[[ Data for review, beginning ]]
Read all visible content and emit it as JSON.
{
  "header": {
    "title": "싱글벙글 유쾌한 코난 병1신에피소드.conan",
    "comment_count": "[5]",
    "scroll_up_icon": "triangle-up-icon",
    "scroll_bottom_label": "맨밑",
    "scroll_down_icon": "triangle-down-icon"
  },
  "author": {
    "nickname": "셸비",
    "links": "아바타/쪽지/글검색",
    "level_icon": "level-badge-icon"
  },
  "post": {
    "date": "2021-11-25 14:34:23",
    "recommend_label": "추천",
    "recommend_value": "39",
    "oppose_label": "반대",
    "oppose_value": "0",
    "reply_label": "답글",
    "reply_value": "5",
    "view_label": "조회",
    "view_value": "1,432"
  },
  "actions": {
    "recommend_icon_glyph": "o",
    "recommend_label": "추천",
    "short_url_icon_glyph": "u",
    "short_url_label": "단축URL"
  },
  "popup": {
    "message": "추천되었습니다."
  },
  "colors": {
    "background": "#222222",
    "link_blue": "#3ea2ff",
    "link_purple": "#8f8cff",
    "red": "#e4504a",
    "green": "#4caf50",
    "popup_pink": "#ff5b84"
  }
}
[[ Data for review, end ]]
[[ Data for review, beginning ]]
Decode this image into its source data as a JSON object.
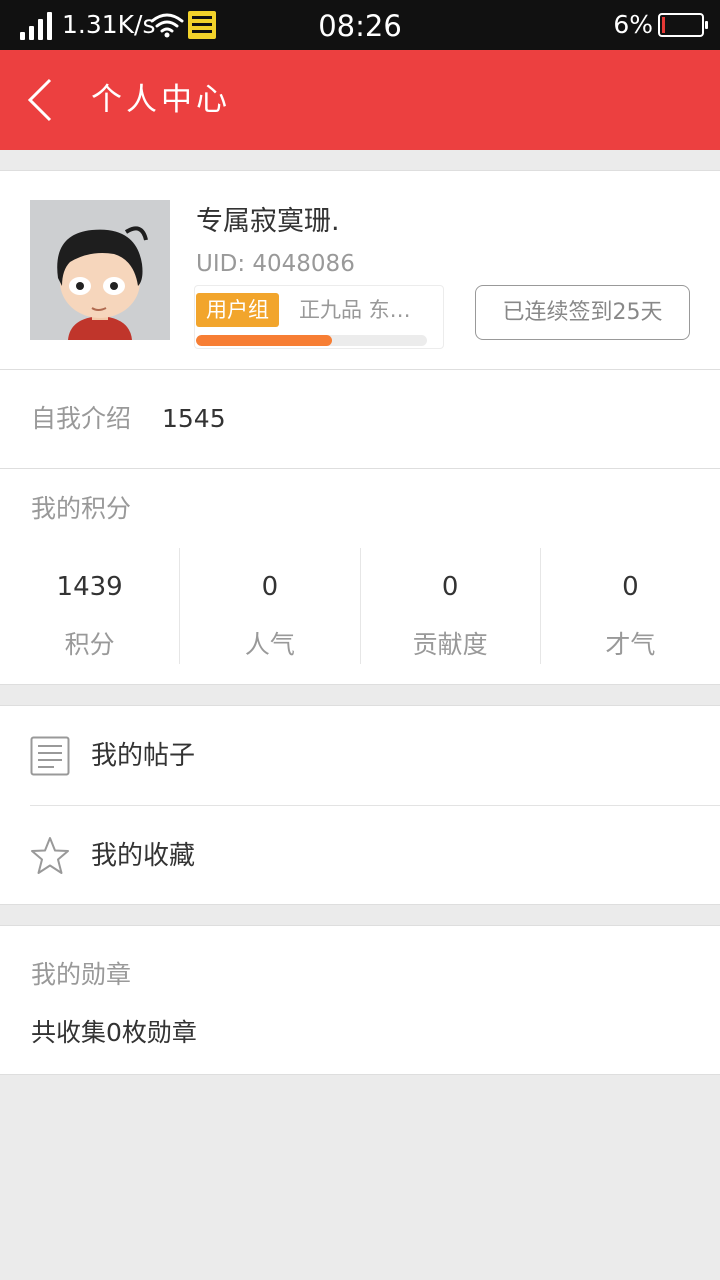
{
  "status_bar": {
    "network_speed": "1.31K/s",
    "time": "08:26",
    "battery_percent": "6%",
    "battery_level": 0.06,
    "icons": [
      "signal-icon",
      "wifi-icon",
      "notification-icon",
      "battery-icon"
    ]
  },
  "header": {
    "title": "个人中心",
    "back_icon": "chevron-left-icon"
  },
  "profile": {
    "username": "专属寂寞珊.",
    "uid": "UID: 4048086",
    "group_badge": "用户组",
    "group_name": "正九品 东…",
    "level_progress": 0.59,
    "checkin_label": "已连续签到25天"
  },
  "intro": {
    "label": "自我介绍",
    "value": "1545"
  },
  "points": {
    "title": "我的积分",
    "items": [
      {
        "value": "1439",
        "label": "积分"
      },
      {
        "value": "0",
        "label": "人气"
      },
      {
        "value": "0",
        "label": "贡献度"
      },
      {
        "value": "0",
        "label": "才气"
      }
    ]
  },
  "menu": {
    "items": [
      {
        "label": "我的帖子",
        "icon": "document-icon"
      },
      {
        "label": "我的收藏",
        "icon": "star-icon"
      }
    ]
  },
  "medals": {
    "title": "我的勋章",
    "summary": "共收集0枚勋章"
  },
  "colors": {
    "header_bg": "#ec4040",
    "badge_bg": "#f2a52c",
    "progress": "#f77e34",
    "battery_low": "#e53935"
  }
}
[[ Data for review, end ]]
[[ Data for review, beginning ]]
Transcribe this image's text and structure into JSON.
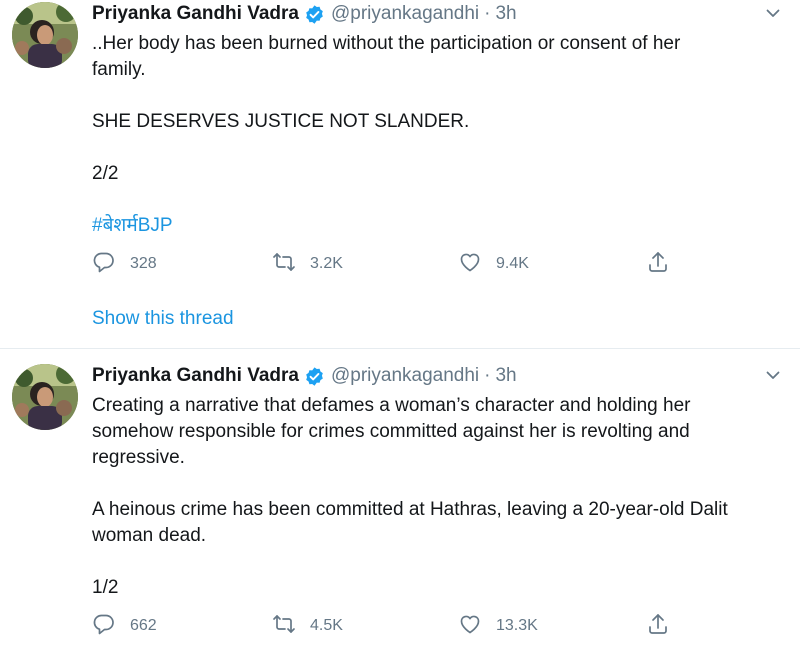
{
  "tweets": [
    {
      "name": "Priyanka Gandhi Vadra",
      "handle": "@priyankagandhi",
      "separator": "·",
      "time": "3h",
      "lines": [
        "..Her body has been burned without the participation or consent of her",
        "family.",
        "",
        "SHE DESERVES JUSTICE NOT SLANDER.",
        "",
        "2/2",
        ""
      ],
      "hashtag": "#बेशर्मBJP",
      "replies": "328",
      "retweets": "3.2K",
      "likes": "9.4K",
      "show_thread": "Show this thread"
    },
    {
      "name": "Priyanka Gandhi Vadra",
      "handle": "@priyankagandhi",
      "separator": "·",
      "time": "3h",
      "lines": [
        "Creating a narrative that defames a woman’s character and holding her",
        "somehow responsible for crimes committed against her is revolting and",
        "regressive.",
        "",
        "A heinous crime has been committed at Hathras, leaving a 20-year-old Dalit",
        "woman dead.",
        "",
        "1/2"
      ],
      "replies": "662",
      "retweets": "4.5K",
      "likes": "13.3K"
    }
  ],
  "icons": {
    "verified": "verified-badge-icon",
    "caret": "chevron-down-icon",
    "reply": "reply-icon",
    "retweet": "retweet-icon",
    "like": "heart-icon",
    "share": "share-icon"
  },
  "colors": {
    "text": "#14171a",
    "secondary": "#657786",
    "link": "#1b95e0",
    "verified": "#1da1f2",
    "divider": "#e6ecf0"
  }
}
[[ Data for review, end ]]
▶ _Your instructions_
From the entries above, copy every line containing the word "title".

▶ _Finished task_
    "title": "싱글벙글 유쾌한 코난 병1신에피소드.conan",
    "title": "个人中心",
    "title": "我的积分",
    "title": "我的勋章",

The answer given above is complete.